> [Task directions] Look through the material and copy each line holding "Bitcoin".

> [Dataset records]
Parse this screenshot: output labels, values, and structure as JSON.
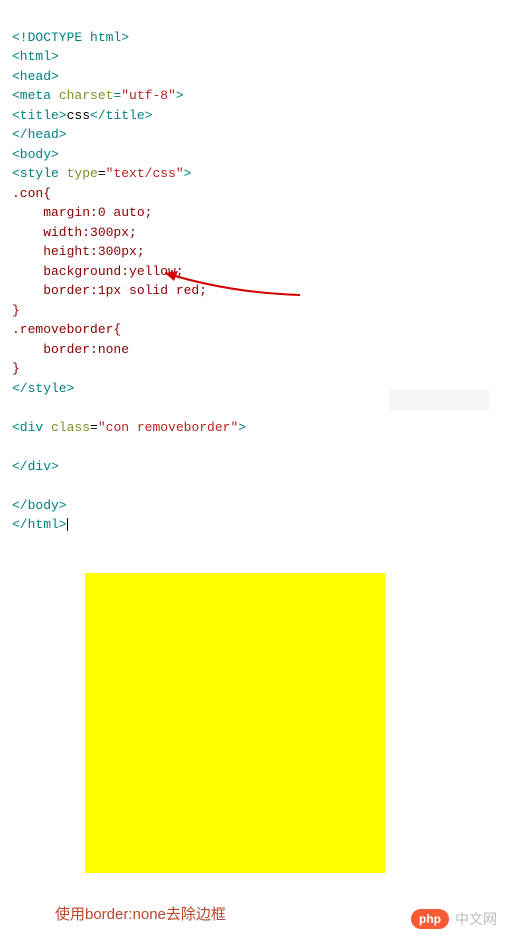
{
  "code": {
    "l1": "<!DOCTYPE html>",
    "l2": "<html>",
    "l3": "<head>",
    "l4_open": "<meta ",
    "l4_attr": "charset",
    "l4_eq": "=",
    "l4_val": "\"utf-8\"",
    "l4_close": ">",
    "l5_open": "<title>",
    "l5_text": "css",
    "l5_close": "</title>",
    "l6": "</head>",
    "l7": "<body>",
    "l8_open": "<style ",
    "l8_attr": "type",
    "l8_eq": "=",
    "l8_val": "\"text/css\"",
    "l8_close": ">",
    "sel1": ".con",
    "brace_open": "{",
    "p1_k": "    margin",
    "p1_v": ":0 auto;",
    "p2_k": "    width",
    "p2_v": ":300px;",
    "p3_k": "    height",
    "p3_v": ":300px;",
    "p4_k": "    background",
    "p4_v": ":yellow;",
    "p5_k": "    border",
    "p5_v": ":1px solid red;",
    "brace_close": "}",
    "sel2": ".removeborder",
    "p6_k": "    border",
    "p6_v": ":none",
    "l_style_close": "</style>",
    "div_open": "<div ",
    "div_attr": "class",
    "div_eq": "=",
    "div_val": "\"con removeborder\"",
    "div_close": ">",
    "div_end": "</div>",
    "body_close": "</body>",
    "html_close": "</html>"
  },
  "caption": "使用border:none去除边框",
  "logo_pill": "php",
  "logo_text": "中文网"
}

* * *

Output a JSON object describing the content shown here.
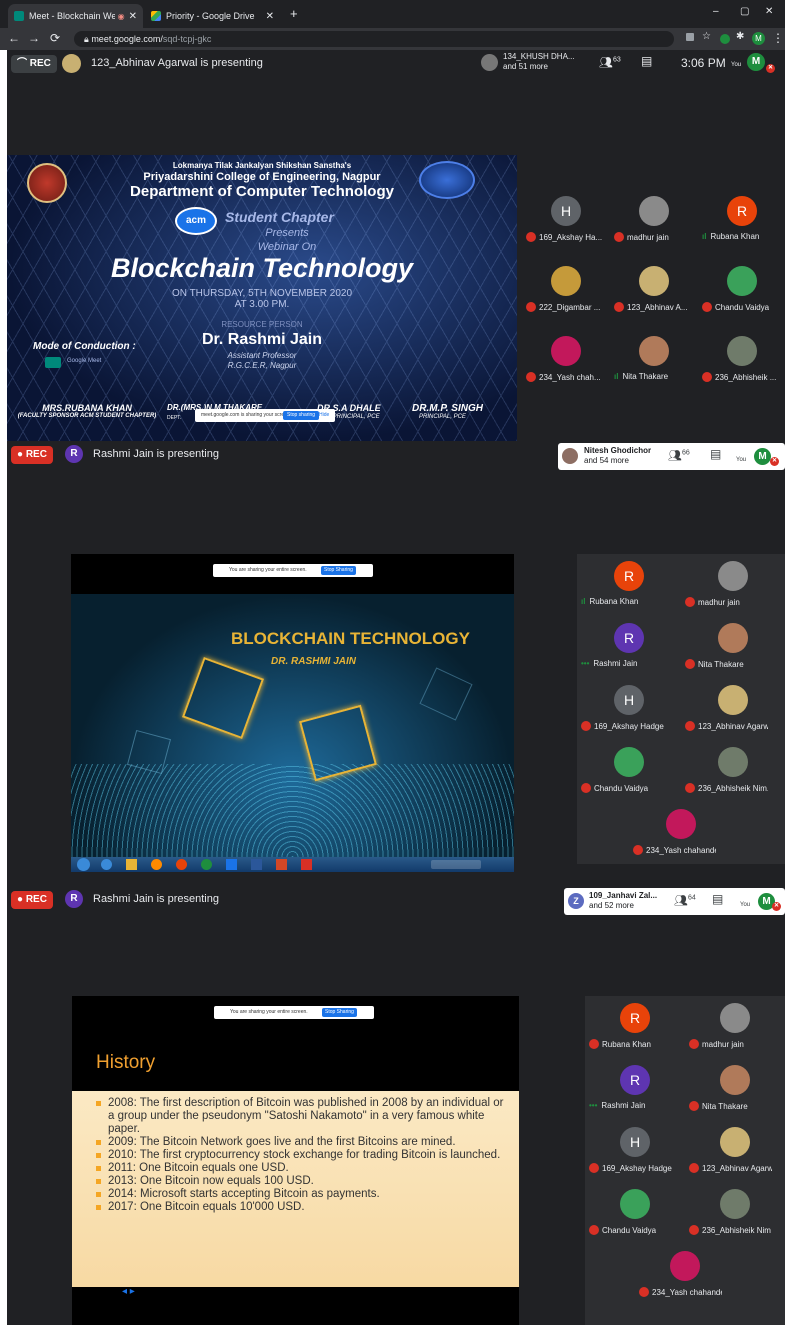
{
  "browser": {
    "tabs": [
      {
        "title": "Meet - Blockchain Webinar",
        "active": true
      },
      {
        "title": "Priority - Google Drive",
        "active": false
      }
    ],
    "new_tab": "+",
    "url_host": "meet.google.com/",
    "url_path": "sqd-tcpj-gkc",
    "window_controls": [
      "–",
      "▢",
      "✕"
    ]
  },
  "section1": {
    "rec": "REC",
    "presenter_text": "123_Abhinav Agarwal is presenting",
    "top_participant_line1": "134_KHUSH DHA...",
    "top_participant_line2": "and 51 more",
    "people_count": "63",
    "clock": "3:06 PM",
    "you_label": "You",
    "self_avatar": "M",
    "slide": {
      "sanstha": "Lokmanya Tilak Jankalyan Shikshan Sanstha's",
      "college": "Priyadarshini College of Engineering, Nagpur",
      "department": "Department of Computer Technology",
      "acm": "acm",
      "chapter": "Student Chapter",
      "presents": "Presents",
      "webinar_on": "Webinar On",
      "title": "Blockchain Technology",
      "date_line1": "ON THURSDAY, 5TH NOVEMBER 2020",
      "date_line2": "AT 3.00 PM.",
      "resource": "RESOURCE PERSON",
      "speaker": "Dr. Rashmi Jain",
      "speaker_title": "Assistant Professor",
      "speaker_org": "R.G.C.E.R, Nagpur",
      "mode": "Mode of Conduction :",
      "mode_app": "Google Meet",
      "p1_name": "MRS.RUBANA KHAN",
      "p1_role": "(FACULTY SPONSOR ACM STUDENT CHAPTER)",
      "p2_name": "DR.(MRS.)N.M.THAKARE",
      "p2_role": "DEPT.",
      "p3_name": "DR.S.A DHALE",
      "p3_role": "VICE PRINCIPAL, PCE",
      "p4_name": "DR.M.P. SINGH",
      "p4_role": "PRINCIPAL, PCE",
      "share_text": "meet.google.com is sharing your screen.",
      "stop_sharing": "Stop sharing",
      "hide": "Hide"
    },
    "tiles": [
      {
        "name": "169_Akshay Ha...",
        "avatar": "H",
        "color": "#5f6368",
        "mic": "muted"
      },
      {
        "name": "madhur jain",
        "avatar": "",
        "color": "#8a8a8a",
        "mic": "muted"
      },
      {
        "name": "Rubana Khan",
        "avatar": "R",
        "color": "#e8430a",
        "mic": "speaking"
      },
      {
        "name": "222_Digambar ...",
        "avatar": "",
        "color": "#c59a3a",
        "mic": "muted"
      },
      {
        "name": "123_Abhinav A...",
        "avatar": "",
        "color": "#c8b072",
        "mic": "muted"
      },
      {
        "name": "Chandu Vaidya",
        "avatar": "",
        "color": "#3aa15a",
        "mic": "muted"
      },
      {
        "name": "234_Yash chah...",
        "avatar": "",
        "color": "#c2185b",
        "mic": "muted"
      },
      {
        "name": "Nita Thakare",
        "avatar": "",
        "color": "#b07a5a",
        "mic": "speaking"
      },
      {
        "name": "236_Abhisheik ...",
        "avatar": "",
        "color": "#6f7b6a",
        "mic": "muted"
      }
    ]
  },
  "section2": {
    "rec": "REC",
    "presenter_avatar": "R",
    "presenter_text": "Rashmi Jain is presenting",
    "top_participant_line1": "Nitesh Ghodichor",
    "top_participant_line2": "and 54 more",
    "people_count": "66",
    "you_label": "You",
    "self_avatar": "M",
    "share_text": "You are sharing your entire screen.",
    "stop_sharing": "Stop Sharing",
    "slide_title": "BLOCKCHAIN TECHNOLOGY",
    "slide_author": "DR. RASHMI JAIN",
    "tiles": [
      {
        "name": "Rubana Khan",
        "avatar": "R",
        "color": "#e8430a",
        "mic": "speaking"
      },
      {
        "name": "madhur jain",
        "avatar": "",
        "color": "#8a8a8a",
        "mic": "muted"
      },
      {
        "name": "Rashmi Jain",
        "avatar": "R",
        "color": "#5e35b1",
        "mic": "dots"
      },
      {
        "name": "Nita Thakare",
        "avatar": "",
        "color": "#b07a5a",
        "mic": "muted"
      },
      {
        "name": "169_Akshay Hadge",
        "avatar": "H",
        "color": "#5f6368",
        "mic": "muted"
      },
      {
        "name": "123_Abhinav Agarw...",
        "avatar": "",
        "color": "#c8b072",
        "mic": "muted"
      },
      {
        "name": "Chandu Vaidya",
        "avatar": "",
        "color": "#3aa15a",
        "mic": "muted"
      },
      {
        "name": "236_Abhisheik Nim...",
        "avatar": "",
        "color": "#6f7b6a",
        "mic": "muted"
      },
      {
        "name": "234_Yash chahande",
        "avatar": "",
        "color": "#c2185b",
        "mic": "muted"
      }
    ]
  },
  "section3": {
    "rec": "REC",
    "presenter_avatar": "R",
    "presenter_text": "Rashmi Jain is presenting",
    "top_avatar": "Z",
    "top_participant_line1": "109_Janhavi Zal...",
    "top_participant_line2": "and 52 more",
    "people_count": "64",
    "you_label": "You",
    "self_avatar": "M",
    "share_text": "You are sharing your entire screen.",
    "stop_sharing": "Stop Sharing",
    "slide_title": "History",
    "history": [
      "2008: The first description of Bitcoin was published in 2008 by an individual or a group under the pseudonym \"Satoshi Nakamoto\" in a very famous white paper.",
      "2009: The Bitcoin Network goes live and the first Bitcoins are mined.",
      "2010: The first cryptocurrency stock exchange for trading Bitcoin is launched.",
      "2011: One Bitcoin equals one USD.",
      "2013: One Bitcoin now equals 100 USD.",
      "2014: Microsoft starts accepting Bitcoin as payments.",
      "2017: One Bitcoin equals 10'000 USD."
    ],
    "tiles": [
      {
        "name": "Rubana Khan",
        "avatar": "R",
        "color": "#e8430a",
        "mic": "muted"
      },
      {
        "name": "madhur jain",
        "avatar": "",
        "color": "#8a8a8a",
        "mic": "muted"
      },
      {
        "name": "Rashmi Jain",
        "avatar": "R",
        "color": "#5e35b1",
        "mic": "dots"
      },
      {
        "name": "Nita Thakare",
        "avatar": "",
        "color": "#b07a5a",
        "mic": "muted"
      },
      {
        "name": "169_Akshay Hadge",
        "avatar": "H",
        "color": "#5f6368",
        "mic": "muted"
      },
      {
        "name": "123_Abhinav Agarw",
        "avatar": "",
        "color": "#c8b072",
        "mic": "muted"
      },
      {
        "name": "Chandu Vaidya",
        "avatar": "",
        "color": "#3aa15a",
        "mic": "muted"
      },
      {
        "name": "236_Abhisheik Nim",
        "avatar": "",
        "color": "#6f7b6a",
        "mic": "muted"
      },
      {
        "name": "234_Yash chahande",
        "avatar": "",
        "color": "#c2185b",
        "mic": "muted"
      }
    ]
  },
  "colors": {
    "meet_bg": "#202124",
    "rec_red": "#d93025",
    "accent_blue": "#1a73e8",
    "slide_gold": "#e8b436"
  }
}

> [Task solution]
      "2008: The first description of Bitcoin was published in 2008 by an individual or a group under the pseudonym \"Satoshi Nakamoto\" in a very famous white paper.",
      "2009: The Bitcoin Network goes live and the first Bitcoins are mined.",
      "2010: The first cryptocurrency stock exchange for trading Bitcoin is launched.",
      "2011: One Bitcoin equals one USD.",
      "2013: One Bitcoin now equals 100 USD.",
      "2014: Microsoft starts accepting Bitcoin as payments.",
      "2017: One Bitcoin equals 10'000 USD."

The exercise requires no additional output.